--- About this task ---
Here are the records. Print them all exactly.

--- Material for the task ---
###

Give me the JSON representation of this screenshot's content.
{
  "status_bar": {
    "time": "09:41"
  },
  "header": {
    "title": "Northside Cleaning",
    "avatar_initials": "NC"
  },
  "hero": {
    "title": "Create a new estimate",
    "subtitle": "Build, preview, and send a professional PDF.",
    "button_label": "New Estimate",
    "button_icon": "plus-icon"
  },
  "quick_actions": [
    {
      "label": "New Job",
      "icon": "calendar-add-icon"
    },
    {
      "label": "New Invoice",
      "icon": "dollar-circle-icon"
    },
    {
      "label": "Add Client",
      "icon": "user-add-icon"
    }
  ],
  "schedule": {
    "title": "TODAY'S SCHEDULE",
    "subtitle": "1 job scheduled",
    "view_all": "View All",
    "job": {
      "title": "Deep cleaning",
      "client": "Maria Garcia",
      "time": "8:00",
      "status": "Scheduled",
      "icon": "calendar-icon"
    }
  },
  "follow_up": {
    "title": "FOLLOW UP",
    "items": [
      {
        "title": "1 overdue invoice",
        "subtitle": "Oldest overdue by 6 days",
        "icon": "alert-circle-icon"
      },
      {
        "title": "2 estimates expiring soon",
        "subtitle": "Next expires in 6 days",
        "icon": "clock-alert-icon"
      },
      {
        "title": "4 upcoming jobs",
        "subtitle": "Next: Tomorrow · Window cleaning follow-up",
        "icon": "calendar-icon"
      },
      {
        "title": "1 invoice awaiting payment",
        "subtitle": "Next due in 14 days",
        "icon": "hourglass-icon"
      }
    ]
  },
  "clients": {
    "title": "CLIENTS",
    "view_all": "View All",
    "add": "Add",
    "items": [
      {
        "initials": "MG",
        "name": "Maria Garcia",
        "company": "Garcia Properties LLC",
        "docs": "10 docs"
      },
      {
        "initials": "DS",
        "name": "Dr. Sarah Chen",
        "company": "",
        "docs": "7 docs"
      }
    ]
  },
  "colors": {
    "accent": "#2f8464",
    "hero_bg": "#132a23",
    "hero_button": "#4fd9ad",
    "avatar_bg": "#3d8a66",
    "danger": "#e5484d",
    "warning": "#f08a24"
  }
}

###

--- Output below ---
Give me the JSON representation of this screenshot's content.
{
  "status_bar": {
    "time": "09:41"
  },
  "header": {
    "title": "Northside Cleaning",
    "avatar_initials": "NC"
  },
  "hero": {
    "title": "Create a new estimate",
    "subtitle": "Build, preview, and send a professional PDF.",
    "button_label": "New Estimate",
    "button_icon": "plus-icon"
  },
  "quick_actions": [
    {
      "label": "New Job",
      "icon": "calendar-add-icon"
    },
    {
      "label": "New Invoice",
      "icon": "dollar-circle-icon"
    },
    {
      "label": "Add Client",
      "icon": "user-add-icon"
    }
  ],
  "schedule": {
    "title": "TODAY'S SCHEDULE",
    "subtitle": "1 job scheduled",
    "view_all": "View All",
    "job": {
      "title": "Deep cleaning",
      "client": "Maria Garcia",
      "time": "8:00",
      "status": "Scheduled",
      "icon": "calendar-icon"
    }
  },
  "follow_up": {
    "title": "FOLLOW UP",
    "items": [
      {
        "title": "1 overdue invoice",
        "subtitle": "Oldest overdue by 6 days",
        "icon": "alert-circle-icon"
      },
      {
        "title": "2 estimates expiring soon",
        "subtitle": "Next expires in 6 days",
        "icon": "clock-alert-icon"
      },
      {
        "title": "4 upcoming jobs",
        "subtitle": "Next: Tomorrow · Window cleaning follow-up",
        "icon": "calendar-icon"
      },
      {
        "title": "1 invoice awaiting payment",
        "subtitle": "Next due in 14 days",
        "icon": "hourglass-icon"
      }
    ]
  },
  "clients": {
    "title": "CLIENTS",
    "view_all": "View All",
    "add": "Add",
    "items": [
      {
        "initials": "MG",
        "name": "Maria Garcia",
        "company": "Garcia Properties LLC",
        "docs": "10 docs"
      },
      {
        "initials": "DS",
        "name": "Dr. Sarah Chen",
        "company": "",
        "docs": "7 docs"
      }
    ]
  },
  "colors": {
    "accent": "#2f8464",
    "hero_bg": "#132a23",
    "hero_button": "#4fd9ad",
    "avatar_bg": "#3d8a66",
    "danger": "#e5484d",
    "warning": "#f08a24"
  }
}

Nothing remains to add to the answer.